A recent Dallas Morning News article said the results of the latest STAAR tests for Texas schools are disappointing. Commerce ISD superintendent Blake Cooper says while the Commerce ISD made significant gains, it still has "room for improvement."
Cooper Review editor Cindy Roller says the city has torn down four abandoned, dilapidated houses and plans to tear down at least four more. Cindy also discusses a project to restore the history of Cooper High School and the Delta County candidates in Tuesday's election.
Hunt County Historical Commission chairman Carol Taylor discusses the fiddling history of the Greenville Municipal Auditorium, where this weekend's Bob Willis Fiddling Festival will take place. And Commerce Chamber of Commerce manager Paul Voss discusses plans for Small Business Saturday, the Saturday after Thanksgiving.
Texas A&M University-Commerce associate professor of astronomy and the director of the University Planetarium, Dr. Kent Montgomery, discusses the 1977 event when the "Big Ear" radio telescope in Ohio picked up the strongest ever signal from an unknown source in space, lasting more than 70 seconds.
Texas A&M University-Commerce Alumni Relations director Derryle Peace says besides the annual homecoming celebration, it's also the University's 125th anniversary and the 50th anniversary of desegregation at A&M-Commerce, then East Texas State College. Events include a bonfire and fireworks Friday night at 9, a parade Saturday morning at 10, and the homecoming football game with McMurry at 4 p.m. Saturday.

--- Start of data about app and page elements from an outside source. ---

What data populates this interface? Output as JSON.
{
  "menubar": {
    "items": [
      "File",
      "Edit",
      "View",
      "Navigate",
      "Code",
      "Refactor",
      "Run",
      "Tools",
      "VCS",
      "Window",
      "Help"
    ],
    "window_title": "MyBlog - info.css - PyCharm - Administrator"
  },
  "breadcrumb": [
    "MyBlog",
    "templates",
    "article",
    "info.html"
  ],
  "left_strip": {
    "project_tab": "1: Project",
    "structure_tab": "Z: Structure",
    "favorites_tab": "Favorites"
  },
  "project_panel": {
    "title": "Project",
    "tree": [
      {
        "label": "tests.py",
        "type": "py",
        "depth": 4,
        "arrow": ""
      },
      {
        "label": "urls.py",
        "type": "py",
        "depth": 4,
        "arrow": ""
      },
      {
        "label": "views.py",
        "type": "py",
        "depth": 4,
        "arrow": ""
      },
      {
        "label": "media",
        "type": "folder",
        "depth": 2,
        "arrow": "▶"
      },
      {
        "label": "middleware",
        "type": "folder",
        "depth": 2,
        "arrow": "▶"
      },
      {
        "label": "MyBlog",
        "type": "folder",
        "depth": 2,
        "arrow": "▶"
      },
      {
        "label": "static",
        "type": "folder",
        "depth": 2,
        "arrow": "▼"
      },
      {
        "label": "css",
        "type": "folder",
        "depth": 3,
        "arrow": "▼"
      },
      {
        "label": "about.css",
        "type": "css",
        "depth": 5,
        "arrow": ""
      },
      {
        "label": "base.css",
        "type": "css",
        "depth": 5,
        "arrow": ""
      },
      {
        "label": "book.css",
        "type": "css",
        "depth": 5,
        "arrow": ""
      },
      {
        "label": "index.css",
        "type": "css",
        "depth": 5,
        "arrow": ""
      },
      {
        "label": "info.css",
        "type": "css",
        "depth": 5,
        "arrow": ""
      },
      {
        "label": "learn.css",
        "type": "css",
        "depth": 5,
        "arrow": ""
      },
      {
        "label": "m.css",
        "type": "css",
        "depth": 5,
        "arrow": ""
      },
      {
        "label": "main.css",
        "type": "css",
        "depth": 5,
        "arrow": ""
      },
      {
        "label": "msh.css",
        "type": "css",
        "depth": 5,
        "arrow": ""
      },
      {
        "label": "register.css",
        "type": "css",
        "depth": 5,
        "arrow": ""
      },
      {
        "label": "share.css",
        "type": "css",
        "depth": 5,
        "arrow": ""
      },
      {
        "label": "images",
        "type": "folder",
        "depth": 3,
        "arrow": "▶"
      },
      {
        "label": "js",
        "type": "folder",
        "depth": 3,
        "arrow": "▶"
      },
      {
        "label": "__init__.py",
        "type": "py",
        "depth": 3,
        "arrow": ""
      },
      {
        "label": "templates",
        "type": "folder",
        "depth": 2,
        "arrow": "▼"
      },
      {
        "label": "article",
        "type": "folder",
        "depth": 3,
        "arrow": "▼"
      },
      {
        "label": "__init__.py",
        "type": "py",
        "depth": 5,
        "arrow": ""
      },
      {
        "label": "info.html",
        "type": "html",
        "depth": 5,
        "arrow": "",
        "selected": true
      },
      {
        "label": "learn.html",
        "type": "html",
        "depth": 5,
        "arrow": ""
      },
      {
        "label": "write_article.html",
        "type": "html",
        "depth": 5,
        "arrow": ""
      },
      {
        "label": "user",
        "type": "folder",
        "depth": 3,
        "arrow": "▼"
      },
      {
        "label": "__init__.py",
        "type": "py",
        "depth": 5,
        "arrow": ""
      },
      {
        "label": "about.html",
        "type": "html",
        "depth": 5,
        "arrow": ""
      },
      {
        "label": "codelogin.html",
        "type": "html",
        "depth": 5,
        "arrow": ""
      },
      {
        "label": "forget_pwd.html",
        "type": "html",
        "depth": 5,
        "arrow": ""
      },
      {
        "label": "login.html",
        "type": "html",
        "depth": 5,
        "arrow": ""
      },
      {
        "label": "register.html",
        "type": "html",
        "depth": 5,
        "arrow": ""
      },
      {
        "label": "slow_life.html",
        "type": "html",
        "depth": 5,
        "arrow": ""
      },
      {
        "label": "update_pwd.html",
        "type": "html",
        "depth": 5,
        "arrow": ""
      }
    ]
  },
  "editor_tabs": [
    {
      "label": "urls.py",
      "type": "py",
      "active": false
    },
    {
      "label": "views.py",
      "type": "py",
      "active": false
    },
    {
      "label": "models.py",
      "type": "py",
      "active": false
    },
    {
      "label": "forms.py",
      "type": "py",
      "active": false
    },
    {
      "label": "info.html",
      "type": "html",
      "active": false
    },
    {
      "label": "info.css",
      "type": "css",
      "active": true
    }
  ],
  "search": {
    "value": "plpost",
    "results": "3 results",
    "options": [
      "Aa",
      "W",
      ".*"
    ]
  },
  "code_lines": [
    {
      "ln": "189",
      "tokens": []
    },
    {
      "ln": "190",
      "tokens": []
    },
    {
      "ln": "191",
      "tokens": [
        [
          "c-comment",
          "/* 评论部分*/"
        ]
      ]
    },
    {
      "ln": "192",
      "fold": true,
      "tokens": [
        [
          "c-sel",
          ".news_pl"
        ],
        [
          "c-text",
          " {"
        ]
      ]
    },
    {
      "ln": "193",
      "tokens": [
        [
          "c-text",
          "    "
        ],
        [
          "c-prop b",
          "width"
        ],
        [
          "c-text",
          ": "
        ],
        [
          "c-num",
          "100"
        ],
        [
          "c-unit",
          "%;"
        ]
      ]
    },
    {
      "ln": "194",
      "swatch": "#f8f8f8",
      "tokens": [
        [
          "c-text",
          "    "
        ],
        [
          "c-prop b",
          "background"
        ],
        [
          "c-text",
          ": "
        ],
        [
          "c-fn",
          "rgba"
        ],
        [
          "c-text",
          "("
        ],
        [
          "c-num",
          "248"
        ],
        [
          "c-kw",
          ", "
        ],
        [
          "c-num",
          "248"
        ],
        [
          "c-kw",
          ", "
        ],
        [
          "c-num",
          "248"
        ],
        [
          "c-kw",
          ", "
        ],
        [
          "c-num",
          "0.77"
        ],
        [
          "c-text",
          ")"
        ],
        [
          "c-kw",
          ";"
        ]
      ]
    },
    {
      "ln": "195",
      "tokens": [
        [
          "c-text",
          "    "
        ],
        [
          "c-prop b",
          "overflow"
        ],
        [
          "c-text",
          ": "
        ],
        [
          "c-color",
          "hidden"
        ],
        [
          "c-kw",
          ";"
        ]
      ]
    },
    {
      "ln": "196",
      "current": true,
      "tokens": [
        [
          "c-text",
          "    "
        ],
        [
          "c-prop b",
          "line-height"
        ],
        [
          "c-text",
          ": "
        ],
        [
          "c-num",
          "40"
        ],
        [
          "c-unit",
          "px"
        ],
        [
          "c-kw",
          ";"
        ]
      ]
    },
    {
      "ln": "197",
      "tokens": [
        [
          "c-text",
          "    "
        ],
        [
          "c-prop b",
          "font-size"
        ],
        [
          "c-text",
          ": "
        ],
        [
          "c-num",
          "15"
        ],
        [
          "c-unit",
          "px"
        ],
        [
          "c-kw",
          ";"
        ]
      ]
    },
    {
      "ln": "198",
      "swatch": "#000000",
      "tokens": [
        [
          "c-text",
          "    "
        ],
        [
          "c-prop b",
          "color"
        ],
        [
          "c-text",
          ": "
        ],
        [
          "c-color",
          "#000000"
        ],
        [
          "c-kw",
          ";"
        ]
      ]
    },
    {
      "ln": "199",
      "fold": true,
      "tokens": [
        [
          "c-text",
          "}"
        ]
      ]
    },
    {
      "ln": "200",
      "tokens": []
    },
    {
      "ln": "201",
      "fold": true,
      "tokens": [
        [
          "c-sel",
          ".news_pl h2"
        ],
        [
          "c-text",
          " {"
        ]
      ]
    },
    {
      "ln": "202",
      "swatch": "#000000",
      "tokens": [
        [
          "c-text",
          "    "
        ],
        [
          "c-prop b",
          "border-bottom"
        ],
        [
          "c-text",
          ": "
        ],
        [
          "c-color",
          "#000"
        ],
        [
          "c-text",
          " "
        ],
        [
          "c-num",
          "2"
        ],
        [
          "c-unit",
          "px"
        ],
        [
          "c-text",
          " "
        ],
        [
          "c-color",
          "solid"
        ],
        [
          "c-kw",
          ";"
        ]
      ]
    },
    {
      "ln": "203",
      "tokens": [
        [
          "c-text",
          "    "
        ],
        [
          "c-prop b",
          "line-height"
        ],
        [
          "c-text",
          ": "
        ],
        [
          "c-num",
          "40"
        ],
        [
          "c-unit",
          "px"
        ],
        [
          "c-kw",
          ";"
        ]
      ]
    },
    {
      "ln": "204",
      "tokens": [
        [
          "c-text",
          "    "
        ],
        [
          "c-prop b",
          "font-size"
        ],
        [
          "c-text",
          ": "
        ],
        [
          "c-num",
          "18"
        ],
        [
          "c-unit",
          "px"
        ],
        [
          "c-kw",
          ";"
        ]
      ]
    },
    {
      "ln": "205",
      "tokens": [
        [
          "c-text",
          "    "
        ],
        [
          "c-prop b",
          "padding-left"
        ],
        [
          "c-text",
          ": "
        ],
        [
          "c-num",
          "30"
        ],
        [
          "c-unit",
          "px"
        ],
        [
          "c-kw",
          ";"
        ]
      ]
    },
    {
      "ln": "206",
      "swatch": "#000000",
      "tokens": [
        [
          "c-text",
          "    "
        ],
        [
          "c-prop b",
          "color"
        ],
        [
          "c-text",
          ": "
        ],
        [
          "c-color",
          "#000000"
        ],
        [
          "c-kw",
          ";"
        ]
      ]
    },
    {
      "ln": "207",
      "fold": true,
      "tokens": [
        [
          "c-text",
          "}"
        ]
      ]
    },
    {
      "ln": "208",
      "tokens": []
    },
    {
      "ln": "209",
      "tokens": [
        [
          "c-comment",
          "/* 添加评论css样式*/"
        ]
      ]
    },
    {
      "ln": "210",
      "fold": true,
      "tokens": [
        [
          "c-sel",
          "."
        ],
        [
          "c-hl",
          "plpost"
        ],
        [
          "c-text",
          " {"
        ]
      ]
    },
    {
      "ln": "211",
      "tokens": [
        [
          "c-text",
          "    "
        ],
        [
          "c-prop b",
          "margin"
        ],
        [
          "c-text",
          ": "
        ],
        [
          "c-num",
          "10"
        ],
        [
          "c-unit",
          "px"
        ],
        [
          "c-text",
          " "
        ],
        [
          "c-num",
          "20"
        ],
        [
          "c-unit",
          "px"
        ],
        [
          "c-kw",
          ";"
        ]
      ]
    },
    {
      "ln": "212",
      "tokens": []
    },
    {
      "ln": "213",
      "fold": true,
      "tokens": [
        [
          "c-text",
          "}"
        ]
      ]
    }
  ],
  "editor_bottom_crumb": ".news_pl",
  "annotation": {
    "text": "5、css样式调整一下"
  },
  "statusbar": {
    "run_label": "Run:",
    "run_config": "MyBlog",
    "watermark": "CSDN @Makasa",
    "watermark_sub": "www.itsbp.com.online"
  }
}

Sir Richard Branson, CEO of Virgin Group, recently announced a policy of unlimited vacation for his employees, provided they do their work. Dallas business consultant Randy Pennington, an alumnus of East Texas State University, says whether this will work depends on the culture of the company, but it's likely to become more common in the future.
Commerce Public Library director Nan Clay says the library now offers Family Literacy Night activities on Thursday evening from 6-8 p.m., in addition to General Equivalency Diploma (GED) classes at the same time.
Hunt County Historical Commission chairman Carol Taylor says the Greenville Municipal Building, and the Municipal Auditorium inside, will be 75 years old this Friday, October 24. The city of Greenville is planning a major observance of the event next week.
Commerce Chamber of Commerce manager Paul Voss says the annual Christmas parade will be held on Saturday, December 6 this year, rather than the traditional Thursday evening. The parade will be preceded by a holiday fair on the downtown square in the afternoon. And Paul says a Fall Market is being held Saturdays on the Fix and Feed parking lot.
Commerce Mayor Dr. John Ballotti says the city has developed a localized page of information on the Ebola crisis. And the mayor says the popular "Halloween on the Square" event will be on Halloween Night, Friday, October 31.
With the A&M-Commerce Lions football team ranked in the NCAA Division II top 25 for the first time since 2001, Athletic Director Ryan Ivey says the game Saturday night against West Texas A&M may draw 8-9,000 fans, and the homecoming game November 1 against McMurry may attract an even bigger crowd. And Ryan says the artificial turf of the new varsity softball field is nearly complete, and some fall games may be played on it soon.
The Commerce Public Library is sponsoring "Teen Read Week" this week, and tonight (Thursday, October 16), the library hosts a teen art workshop from 6-8 p.m., with the focus on collage making. Amy Stark of the library is our guest on the Blacklands Cafe.